- Marketing your event: Which marketing channel will be best in getting the most word out to your target audience? What time will your audience most likely be on those channels so you can plan to push out marketing material then? What messaging will they be most receptive to given the unique interests or problems they have? What type of content will they engage with most – would it be highly visual content, blog posts, podcasts, giveaways, or other forms of content?
- Coordinating logistics: Which day and time of the week will they most likely be able to attend your event? Which venue would be most convenient and synonymous with the vibe of your community?
- Planning the programme: What can your event have that will provide value or be of keen interest to your community? Would it be a particular topic that addresses a problem they face, an influential thought leader they will want to meet or hear from, a renowned performer they want to catch, or simply to network with a good mix of others in the community? What is it they would give up both time and money for in attending your event?
- Ticketing: Are they typically a last minute bunch of ticket buyers? How should you price your event so as to naturally curate the attendees who come such that they’re truly interested in attending yet still make it an accessible event for your community?
To not know your audience well is the biggest mistake you can make in event organising.
On the flip side, to drive the point home: to know your audience well is to set your event up for success.
Events are hard work, often endeavours fuelled by passion to get others excited about a cause, an activity, an interest, a business, or a movement. Think about it, why do you organise your events? Most, if not all of you, would agree that it comes back to being a people-centric affair – we organise events with others in mind, to inspire action, teach a skill, share knowledge, build a community, and so on.
Given the people-centric nature of events, it only makes sense that at every point of the event planning process, your target audience is kept in mind – their demographic, interests, motivations, and behaviour, so as to craft an event that will capture their attention and attendance. Simply put, going beyond scratching the surface of knowing your audience, hence the emphasis on “well”, will help to inform a myriad of event planning decisions such as:
All these questions need answering in planning for an event. Knowing your audience well will help address them.
Download our free template to thoroughly understand your event’s target audience, otherwise also known as an event attendee persona.
In filling out the template, you could start with yourself as a point of reference (given you are more likely than not a reflection of the community you seek to draw to your event) and expand from there by speaking with others whom you identify as being a part of the audience you wish to have at your event. Personas you develop should be a detailed representation of a typical person amongst your target audience, the more specific you are, the better.
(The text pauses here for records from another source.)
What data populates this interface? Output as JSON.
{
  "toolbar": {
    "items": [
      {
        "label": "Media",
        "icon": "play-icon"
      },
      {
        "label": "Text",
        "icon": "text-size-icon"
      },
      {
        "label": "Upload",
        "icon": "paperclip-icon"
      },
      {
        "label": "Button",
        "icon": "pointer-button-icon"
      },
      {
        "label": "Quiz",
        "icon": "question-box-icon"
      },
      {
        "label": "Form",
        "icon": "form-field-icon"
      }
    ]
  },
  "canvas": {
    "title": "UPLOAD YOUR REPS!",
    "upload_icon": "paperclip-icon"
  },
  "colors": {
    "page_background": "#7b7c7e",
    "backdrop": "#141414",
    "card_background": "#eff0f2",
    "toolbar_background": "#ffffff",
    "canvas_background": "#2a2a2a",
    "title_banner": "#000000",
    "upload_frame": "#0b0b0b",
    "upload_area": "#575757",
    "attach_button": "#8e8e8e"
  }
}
Continually work on your initial draft to develop an accurate picture of your event’s target audience to have more success in attracting them to attend, because events are more fun to experience with equally passionate others!